Imagine, if you will, a lady of a certain repute, or, at the very least, a certain disposition towards love and pecuniary matters, such that the one were contingent on the other, or the other on the one; she might troll for a dollop of desire, if but a dollar may find its way to her, or, should some troll tickle a collop of her belly, she may yet tolerate it, if he would pay a toll. At every amorous portal will she sing tra-la-la if there but be a piper to pay her for the tune. How may we name such a Polly of amory?
If you’re thinking Trollope, you have it: I have been emulating (I will allow others to judge the success) the style of Anthony Trollope, a prolific novelist of the nineteenth century.

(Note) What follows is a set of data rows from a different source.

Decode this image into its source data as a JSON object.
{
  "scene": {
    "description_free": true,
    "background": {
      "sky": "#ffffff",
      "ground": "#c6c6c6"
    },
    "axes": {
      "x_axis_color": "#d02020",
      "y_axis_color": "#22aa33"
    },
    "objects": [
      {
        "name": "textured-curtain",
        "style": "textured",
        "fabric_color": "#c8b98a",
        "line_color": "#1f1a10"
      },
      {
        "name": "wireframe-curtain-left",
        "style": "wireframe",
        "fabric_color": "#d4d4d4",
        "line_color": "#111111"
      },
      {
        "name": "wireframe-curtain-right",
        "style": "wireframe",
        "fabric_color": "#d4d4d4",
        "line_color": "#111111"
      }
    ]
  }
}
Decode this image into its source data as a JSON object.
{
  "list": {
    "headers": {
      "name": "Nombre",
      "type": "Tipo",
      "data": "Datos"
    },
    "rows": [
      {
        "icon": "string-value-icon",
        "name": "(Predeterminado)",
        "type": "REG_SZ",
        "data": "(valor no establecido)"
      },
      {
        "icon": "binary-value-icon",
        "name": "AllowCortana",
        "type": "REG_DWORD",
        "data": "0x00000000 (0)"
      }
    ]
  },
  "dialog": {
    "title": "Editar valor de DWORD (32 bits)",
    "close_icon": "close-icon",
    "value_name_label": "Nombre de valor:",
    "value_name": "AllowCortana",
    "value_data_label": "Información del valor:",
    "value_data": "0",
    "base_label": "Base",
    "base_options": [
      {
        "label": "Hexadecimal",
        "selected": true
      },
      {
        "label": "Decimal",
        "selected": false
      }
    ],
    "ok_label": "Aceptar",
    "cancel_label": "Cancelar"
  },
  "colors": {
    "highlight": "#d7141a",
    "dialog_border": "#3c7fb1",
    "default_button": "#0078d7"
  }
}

He was certainly versed in the ways of the sexes and the ways of money; here is a quote from Doctor Thorne:
One of her instructors in fashion had given her to understand that curls were not the thing. “They’ll always pass muster,” Miss Dunstable had replied, “when they are done up with bank notes.”
Does such a lass seem like a bit of a trull? Trolling for banknotes, as it were? Well, it may be from troll (verb, originally meaning “wander about”) or trull (“prostitute”, derived from the aforementioned troll) that we get trollop (“prostitute, slattern”). Now, this trollop is not related to our novelist’s name, Trollope (though I cannot say whether there may have been some influence in form); the family name is a toponym from a place in northern England – a place that was originally named, in Old Norse, “valley of the trolls” (this troll also not related to the troll that gives us trollop). But it does seem that Trollope’s own interest in actually earning money with his writing, his scorn of those who disdained lucre, and his workday approach to the craft – not waiting for the muse but actually writing to a daily quota – made him a literary trollop in the eyes of some critics.
Trollop does, of course, have aesthetic appeal quite apart from its novel literary sense. As Jim Taylor says, “It feels like a fascinating word, with those contemptuous plosives. And that very upright double-l in the middle. Could the symmetric o’s be breasts?” Jim has been delicate enough not to mention the sheer iconicity of an ollo ensemble.
But aside from the visuals, with which you are free to play further, there is, as Jim says, the plosives, and, more, the overall feel of the word. It belongs to a set of words with similar sound: dollop, collop, polyp, gallop, fillip; a little more removed, rollick, colic, killick, and bullet, billet, ballot, pullet, prelate… They all start and end with stops, and have a little flip of /l/ in the middle. It gives them, to me, a sort of taste of cold cuts or similar bits of meat you flip onto your tongue, or perhaps of music trills, or little flips or flops of things (whipped cream, perhaps). Brief but longer than abrupt, and with a light touch in the middle. Now, consider: how are trollope and slattern different, and how similar?
And how are a woman who loves for money and a man who writes for money different? And is every pecuniary motivation so poorly looked on? The answer to the latter question is hinted at by Trollope in Doctor Thorne: “There is no road to wealth so easy and respectable as that of matrimony.” Ah, so constancy excuses venality. Now, is a writer of novels who does it for money constant – to his craft – or promiscuous – writing so many different books? Was Trollope a trollop? And does it matter, really? Trollope in his autobiography reminds us of the main thing: “Of all the needs a book has, the chief need is that it be readable.”